Open to the Princeton University community.
In late 2017, the U.S. House of Representatives unanimously passed the Foundations for Evidence-Based Policymaking Act, a bill that supports the collection of data needed to evaluate and improve government programs, including regulations. This bipartisan legislation follows a long history of federal executive orders, statutes, and guidance, which require agencies to use benefit-cost analysis before adopting economically significant rules and which require agencies to review existing rules to ensure they are having their intended effect. Although there is broad agreement that agencies should analyze the effectiveness of their regulations, there has been comparatively little guidance to agencies on how, exactly, they should do that. This presentation will focus on two recent recommendations of the Administrative Conference of the United States (ACUS), a government agency dedicated to finding ways to improve administrative processes in the federal government. The recommendations aim to help agencies plan for meaningful analysis and retrospective review of their regulations.

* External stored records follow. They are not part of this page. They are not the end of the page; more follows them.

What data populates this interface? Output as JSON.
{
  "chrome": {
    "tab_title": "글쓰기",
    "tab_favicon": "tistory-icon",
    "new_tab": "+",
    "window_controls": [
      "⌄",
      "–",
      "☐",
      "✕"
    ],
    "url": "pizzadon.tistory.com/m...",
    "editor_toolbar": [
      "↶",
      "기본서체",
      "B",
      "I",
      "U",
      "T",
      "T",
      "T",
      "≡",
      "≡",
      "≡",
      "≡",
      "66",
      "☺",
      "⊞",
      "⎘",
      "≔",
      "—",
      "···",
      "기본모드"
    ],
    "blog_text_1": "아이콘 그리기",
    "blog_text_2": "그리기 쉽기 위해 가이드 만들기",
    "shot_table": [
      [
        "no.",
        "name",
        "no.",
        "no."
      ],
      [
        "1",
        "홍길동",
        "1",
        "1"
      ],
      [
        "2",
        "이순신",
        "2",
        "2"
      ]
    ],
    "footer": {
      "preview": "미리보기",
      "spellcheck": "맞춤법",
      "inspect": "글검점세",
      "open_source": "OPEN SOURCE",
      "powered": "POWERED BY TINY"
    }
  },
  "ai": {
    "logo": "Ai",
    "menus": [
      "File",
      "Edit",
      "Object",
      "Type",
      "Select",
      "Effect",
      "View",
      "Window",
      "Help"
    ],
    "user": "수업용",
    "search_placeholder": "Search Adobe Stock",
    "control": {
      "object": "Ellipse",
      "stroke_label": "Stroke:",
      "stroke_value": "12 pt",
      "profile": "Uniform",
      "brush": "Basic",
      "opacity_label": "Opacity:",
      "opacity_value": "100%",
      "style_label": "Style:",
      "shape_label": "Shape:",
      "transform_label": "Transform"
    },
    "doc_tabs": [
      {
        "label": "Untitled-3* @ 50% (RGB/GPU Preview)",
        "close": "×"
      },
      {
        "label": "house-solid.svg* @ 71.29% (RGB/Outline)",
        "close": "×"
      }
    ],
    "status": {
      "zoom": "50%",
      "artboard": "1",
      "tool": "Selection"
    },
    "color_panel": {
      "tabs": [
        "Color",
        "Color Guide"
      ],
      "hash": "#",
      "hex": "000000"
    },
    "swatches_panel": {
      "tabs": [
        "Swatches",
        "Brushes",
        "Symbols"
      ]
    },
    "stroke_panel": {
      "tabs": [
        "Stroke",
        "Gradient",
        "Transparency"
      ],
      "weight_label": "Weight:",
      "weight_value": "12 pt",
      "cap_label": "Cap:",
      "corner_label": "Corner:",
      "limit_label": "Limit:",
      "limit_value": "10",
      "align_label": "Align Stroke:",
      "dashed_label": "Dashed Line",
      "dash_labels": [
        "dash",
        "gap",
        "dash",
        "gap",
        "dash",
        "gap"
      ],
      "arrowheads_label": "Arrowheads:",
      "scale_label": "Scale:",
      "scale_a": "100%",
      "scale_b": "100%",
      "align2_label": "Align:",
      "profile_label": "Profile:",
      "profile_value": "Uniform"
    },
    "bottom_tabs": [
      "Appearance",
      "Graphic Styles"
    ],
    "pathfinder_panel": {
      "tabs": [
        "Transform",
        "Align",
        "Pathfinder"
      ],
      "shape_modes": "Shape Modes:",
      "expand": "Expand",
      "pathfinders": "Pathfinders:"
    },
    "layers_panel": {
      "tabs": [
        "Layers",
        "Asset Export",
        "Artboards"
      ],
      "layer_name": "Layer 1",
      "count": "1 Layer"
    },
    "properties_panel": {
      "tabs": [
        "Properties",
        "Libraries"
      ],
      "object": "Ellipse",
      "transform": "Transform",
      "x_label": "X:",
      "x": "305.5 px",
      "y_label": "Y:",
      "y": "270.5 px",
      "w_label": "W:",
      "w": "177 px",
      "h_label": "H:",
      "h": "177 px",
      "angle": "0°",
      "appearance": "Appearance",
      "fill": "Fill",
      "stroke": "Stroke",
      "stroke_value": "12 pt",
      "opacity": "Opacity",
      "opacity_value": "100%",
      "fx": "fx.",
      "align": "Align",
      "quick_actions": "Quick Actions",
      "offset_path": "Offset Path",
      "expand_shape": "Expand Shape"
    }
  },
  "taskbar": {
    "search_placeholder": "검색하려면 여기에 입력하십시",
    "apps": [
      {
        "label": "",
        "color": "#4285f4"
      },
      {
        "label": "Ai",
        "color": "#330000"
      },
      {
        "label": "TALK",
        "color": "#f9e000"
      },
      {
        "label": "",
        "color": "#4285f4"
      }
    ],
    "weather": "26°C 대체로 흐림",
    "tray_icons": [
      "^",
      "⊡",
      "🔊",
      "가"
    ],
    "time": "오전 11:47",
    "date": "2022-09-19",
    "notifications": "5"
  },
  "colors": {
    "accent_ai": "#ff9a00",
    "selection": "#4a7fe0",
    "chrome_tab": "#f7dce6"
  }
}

Following on the ACUS recommendations aimed at improving regulatory analysis, the session will also feature a separate presentation and discussion of recent work by Cary Coglianese on the potential for federal government agencies to use machine learning to inform their decision-making — and even possibly to automate significant portions of their regulatory and adjudicatory tasks. The kind of data that could be used to carry out the ACUS recommendations featured in the first part of this session could also be integrated into machine-learning frameworks to support ex ante government decisions. But would a shift to a system of “regulation by robot” and “adjudication by algorithm” be consistent with prevailing legal norms? In a nation committed to government “of the people” and “by the people,” any consequential public-sector adoption of automated tools for decision support and decisionmaking will inevitably raise questions about the legal permissibility of reliance on artificial intelligence. This session will suggest that prevailing legal doctrines governing federal agencies should afford these agencies considerable room to rely on algorithms, concluding that the key questions about algorithmic governance will be the kinds of policy questions about good government that should be asked for any new policy, programmatic effort, or management innovation.
Agenda for Enhancing Government’s Analytic and Learning Capabilities
I. Retrospective Review and Learning from Regulatory Experience (Executive Orders, statutes, OMB Guidance, and ACUS Recommendations) (30 minutes)
II. Questions and Answers (30 minutes)
III. Regulating by Robot (30 minutes)
IV. Questions and Answers (30 minutes)